PROBLEM: Only an exact repetition of the lines from the one that holds "Give me the" to the end of the records is wanted.
(PROVIDED RECORDS Opens)
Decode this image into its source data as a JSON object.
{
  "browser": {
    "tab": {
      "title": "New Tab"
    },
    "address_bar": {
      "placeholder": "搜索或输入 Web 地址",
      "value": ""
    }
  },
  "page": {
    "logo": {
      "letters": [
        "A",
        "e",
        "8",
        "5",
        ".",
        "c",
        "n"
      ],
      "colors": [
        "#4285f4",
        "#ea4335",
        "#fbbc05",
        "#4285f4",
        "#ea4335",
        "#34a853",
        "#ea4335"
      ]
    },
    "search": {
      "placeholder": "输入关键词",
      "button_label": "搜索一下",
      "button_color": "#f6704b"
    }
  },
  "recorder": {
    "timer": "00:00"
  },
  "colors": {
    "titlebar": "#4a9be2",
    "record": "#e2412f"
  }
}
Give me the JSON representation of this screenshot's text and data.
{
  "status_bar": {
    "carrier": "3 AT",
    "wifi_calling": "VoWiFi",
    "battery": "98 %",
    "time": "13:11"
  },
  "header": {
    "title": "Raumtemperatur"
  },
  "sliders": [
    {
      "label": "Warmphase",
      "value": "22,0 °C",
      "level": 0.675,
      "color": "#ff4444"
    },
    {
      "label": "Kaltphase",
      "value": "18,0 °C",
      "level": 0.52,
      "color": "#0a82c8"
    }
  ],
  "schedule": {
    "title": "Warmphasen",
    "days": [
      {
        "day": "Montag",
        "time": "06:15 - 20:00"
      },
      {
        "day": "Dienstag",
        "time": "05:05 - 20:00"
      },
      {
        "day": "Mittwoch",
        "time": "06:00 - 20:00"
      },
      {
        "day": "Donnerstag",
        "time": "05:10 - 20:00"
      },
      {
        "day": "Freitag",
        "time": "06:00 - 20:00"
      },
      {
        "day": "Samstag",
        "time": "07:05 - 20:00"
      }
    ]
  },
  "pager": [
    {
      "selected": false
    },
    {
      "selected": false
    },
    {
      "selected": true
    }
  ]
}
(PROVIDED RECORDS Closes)
ANSWER FOR THE TASK:
Give me the JSON representation of this screenshot's text and data.
{
  "status_bar": {
    "carrier": "3 AT",
    "wifi_calling": "VoWiFi",
    "battery": "98 %",
    "time": "13:11"
  },
  "header": {
    "title": "Raumtemperatur"
  },
  "sliders": [
    {
      "label": "Warmphase",
      "value": "22,0 °C",
      "level": 0.675,
      "color": "#ff4444"
    },
    {
      "label": "Kaltphase",
      "value": "18,0 °C",
      "level": 0.52,
      "color": "#0a82c8"
    }
  ],
  "schedule": {
    "title": "Warmphasen",
    "days": [
      {
        "day": "Montag",
        "time": "06:15 - 20:00"
      },
      {
        "day": "Dienstag",
        "time": "05:05 - 20:00"
      },
      {
        "day": "Mittwoch",
        "time": "06:00 - 20:00"
      },
      {
        "day": "Donnerstag",
        "time": "05:10 - 20:00"
      },
      {
        "day": "Freitag",
        "time": "06:00 - 20:00"
      },
      {
        "day": "Samstag",
        "time": "07:05 - 20:00"
      }
    ]
  },
  "pager": [
    {
      "selected": false
    },
    {
      "selected": false
    },
    {
      "selected": true
    }
  ]
}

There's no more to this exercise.